RooBrew is hopping back into the market. The beer that tried to capitalize on Akron’s kangaroo fetish — more on that later, in case you forgot — ceased production at the end of 2010.
But now RooBrew owners John Myers, Gordon Schorr and Barry Rosenbaum are reintroducing the brand and have a new distributor, the House of LaRose, which also carries Anheuser-Busch InBev and Yuengling products.
To refresh your memory, RooBrew splashed into the Akron market in 2008 around the height of Roo fever. At the time, the University of Akron’s mascot Zippy, a kangaroo, was hot and Akron became “Roo Town.” RooBrew isn’t affiliated with the university, but its Litigation Lager label — say that a few times fast — features the UA school colors of navy and gold, and a kangaroo.
Long story short, it turns out RooBrew, made on contract at Thirsty Dog Brewing Co. in Akron, and its distributor didn’t see eye to eye. RooBrew disappeared for legal reasons as Myers, Schorr and Rosenbaum looked for a different company to shepherd their brand. They selected House of LaRose.
“We were impressed with the knowledge of the folks in that company,” Myers said.
Litigation Lager should be at or hitting select accounts soon in draft and bottles in the Akron area. (You can definitely find it at InfoCision Stadium where the UA football team plays.)
RooBrew also plans to branch out with seasonal beers in hopes of building its name recognition among craft beer drinkers.
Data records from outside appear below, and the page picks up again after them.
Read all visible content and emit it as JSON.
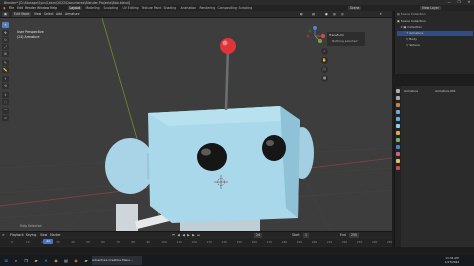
{
  "window": {
    "title": "Blender* [D:\\Storage\\Sync\\Learn\\2022\\Documents\\Blender Projects\\Bob.blend]",
    "controls": [
      "—",
      "❐",
      "✕"
    ]
  },
  "menubar": {
    "logo": "◉",
    "items": [
      "File",
      "Edit",
      "Render",
      "Window",
      "Help"
    ],
    "tabs": [
      {
        "label": "Layout",
        "active": true
      },
      {
        "label": "Modeling",
        "active": false
      },
      {
        "label": "Sculpting",
        "active": false
      },
      {
        "label": "UV Editing",
        "active": false
      },
      {
        "label": "Texture Paint",
        "active": false
      },
      {
        "label": "Shading",
        "active": false
      },
      {
        "label": "Animation",
        "active": false
      },
      {
        "label": "Rendering",
        "active": false
      },
      {
        "label": "Compositing",
        "active": false
      },
      {
        "label": "Scripting",
        "active": false
      }
    ],
    "scene": "Scene",
    "view_layer": "View Layer"
  },
  "viewport_header": {
    "mode": "Edit Mode",
    "menus": [
      "View",
      "Select",
      "Add",
      "Armature"
    ]
  },
  "viewport": {
    "info_line1": "User Perspective",
    "info_line2": "(24) Armature",
    "npanel_header": "Transform",
    "npanel_body": "Nothing selected",
    "status_hint": "Help Selected",
    "colors": {
      "bg": "#3d3d3d",
      "body": "#a8d8ea",
      "nose": "#c8d4da",
      "antenna_ball": "#e0333a"
    }
  },
  "tools": [
    "cursor-icon",
    "move-icon",
    "rotate-icon",
    "scale-icon",
    "transform-icon",
    "annotate-icon",
    "measure-icon",
    "extrude-icon",
    "roll-icon",
    "bone-size-icon",
    "envelope-icon",
    "bend-icon",
    "shear-icon"
  ],
  "timeline": {
    "menus": [
      "Playback",
      "Keying",
      "View",
      "Marker"
    ],
    "start_label": "Start",
    "start": "1",
    "end_label": "End",
    "end": "250",
    "current_frame": "24",
    "frame_numbers": [
      "0",
      "10",
      "20",
      "30",
      "40",
      "50",
      "60",
      "70",
      "80",
      "90",
      "100",
      "110",
      "120",
      "130",
      "140",
      "150",
      "160",
      "170",
      "180",
      "190",
      "200",
      "210",
      "220",
      "230",
      "240",
      "250"
    ]
  },
  "outliner": {
    "header": "Scene Collection",
    "rows": [
      {
        "label": "Scene Collection",
        "indent": 0,
        "selected": false
      },
      {
        "label": "Collection",
        "indent": 1,
        "selected": false
      },
      {
        "label": "Armature",
        "indent": 2,
        "selected": true
      },
      {
        "label": "Body",
        "indent": 2,
        "selected": false
      },
      {
        "label": "Sphere",
        "indent": 2,
        "selected": false
      }
    ]
  },
  "properties": {
    "breadcrumb_left": "Armature",
    "breadcrumb_right": "Armature.001",
    "icon_colors": [
      "#aaaaaa",
      "#aaaaaa",
      "#c7814a",
      "#7aa3d8",
      "#62b0e0",
      "#8fd0e8",
      "#e0a060",
      "#70b070",
      "#5080d0",
      "#d06080",
      "#e0c060",
      "#c05050"
    ]
  },
  "taskbar": {
    "items": [
      "windows-icon",
      "search-icon",
      "task-view-icon",
      "file-explorer-icon",
      "edge-icon",
      "chrome-icon",
      "store-icon",
      "blender-icon",
      "explorer-icon"
    ],
    "running_label": "Adventure Creative Manu...",
    "clock_time": "11:34 AM",
    "clock_date": "1/17/2022"
  }
}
A maple syrup brown ale is scheduled to be released next month and it’s working with Thirsty Dog on a Christmas ale, which will be available on draft only. The goal is to build the RooBrew brand locally before trying to expand to other areas, Myers said.